» Your task
Apart from the images, every record here needs to be copied exactly.

» Dataset records
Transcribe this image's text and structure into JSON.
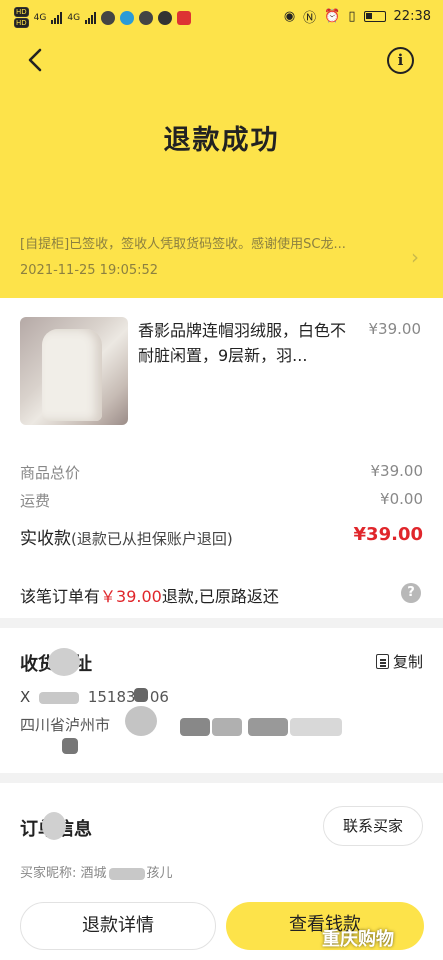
{
  "status_bar": {
    "network_left": "4G",
    "network_right": "4G",
    "time": "22:38"
  },
  "header": {
    "title": "退款成功",
    "back_icon": "chevron-left-icon",
    "info_label": "i"
  },
  "logistics": {
    "message": "[自提柜]已签收，签收人凭取货码签收。感谢使用SC龙...",
    "time": "2021-11-25 19:05:52"
  },
  "product": {
    "name": "香影品牌连帽羽绒服，白色不耐脏闲置，9层新，羽...",
    "price": "¥39.00"
  },
  "summary": {
    "total_label": "商品总价",
    "total_value": "¥39.00",
    "shipping_label": "运费",
    "shipping_value": "¥0.00",
    "paid_label": "实收款",
    "paid_hint": "(退款已从担保账户退回)",
    "paid_value": "¥39.00"
  },
  "refund_note": {
    "prefix": "该笔订单有",
    "amount": "￥39.00",
    "suffix": "退款,已原路返还",
    "help_label": "?"
  },
  "address": {
    "title": "收货地址",
    "copy_label": "复制",
    "phone_partial": "151836 06",
    "line2_prefix": "四川省泸州市"
  },
  "order_info": {
    "title": "订单信息",
    "contact_label": "联系买家",
    "nickname_prefix": "买家昵称: 酒城",
    "nickname_suffix": "孩儿"
  },
  "actions": {
    "refund_detail": "退款详情",
    "view_wallet": "查看钱款"
  },
  "watermark": "重庆购物",
  "colors": {
    "brand_yellow": "#fde34a",
    "price_red": "#e0262b"
  }
}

» Output for this exercise
Transcribe this image's text and structure into JSON.
{
  "status_bar": {
    "network_left": "4G",
    "network_right": "4G",
    "time": "22:38"
  },
  "header": {
    "title": "退款成功",
    "back_icon": "chevron-left-icon",
    "info_label": "i"
  },
  "logistics": {
    "message": "[自提柜]已签收，签收人凭取货码签收。感谢使用SC龙...",
    "time": "2021-11-25 19:05:52"
  },
  "product": {
    "name": "香影品牌连帽羽绒服，白色不耐脏闲置，9层新，羽...",
    "price": "¥39.00"
  },
  "summary": {
    "total_label": "商品总价",
    "total_value": "¥39.00",
    "shipping_label": "运费",
    "shipping_value": "¥0.00",
    "paid_label": "实收款",
    "paid_hint": "(退款已从担保账户退回)",
    "paid_value": "¥39.00"
  },
  "refund_note": {
    "prefix": "该笔订单有",
    "amount": "￥39.00",
    "suffix": "退款,已原路返还",
    "help_label": "?"
  },
  "address": {
    "title": "收货地址",
    "copy_label": "复制",
    "phone_partial": "151836 06",
    "line2_prefix": "四川省泸州市"
  },
  "order_info": {
    "title": "订单信息",
    "contact_label": "联系买家",
    "nickname_prefix": "买家昵称: 酒城",
    "nickname_suffix": "孩儿"
  },
  "actions": {
    "refund_detail": "退款详情",
    "view_wallet": "查看钱款"
  },
  "watermark": "重庆购物",
  "colors": {
    "brand_yellow": "#fde34a",
    "price_red": "#e0262b"
  }
}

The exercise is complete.